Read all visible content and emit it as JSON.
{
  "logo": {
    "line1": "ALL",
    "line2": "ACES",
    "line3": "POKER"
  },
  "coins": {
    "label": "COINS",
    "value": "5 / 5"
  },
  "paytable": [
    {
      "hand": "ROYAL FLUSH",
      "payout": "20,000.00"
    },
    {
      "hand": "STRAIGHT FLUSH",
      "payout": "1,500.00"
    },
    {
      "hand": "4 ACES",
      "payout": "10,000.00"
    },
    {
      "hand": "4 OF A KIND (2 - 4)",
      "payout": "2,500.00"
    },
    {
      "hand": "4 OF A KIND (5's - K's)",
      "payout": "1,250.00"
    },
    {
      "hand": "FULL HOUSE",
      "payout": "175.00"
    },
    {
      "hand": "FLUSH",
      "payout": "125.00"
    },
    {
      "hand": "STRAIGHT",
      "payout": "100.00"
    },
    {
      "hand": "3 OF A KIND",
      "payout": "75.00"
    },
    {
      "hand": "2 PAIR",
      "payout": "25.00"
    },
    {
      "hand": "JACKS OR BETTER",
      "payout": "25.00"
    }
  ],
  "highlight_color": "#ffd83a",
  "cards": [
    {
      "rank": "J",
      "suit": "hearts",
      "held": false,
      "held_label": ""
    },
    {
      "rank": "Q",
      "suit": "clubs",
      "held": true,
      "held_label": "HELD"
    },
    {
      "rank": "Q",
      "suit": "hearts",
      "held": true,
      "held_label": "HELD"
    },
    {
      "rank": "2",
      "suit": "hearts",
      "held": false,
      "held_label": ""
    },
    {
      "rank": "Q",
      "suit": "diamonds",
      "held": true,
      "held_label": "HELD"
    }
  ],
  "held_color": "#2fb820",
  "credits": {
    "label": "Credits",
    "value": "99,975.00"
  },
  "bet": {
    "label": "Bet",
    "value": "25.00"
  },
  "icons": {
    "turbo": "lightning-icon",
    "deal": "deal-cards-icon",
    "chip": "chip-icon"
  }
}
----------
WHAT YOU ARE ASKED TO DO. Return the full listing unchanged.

FINAL ANSWER.
Read all visible content and emit it as JSON.
{
  "logo": {
    "line1": "ALL",
    "line2": "ACES",
    "line3": "POKER"
  },
  "coins": {
    "label": "COINS",
    "value": "5 / 5"
  },
  "paytable": [
    {
      "hand": "ROYAL FLUSH",
      "payout": "20,000.00"
    },
    {
      "hand": "STRAIGHT FLUSH",
      "payout": "1,500.00"
    },
    {
      "hand": "4 ACES",
      "payout": "10,000.00"
    },
    {
      "hand": "4 OF A KIND (2 - 4)",
      "payout": "2,500.00"
    },
    {
      "hand": "4 OF A KIND (5's - K's)",
      "payout": "1,250.00"
    },
    {
      "hand": "FULL HOUSE",
      "payout": "175.00"
    },
    {
      "hand": "FLUSH",
      "payout": "125.00"
    },
    {
      "hand": "STRAIGHT",
      "payout": "100.00"
    },
    {
      "hand": "3 OF A KIND",
      "payout": "75.00"
    },
    {
      "hand": "2 PAIR",
      "payout": "25.00"
    },
    {
      "hand": "JACKS OR BETTER",
      "payout": "25.00"
    }
  ],
  "highlight_color": "#ffd83a",
  "cards": [
    {
      "rank": "J",
      "suit": "hearts",
      "held": false,
      "held_label": ""
    },
    {
      "rank": "Q",
      "suit": "clubs",
      "held": true,
      "held_label": "HELD"
    },
    {
      "rank": "Q",
      "suit": "hearts",
      "held": true,
      "held_label": "HELD"
    },
    {
      "rank": "2",
      "suit": "hearts",
      "held": false,
      "held_label": ""
    },
    {
      "rank": "Q",
      "suit": "diamonds",
      "held": true,
      "held_label": "HELD"
    }
  ],
  "held_color": "#2fb820",
  "credits": {
    "label": "Credits",
    "value": "99,975.00"
  },
  "bet": {
    "label": "Bet",
    "value": "25.00"
  },
  "icons": {
    "turbo": "lightning-icon",
    "deal": "deal-cards-icon",
    "chip": "chip-icon"
  }
}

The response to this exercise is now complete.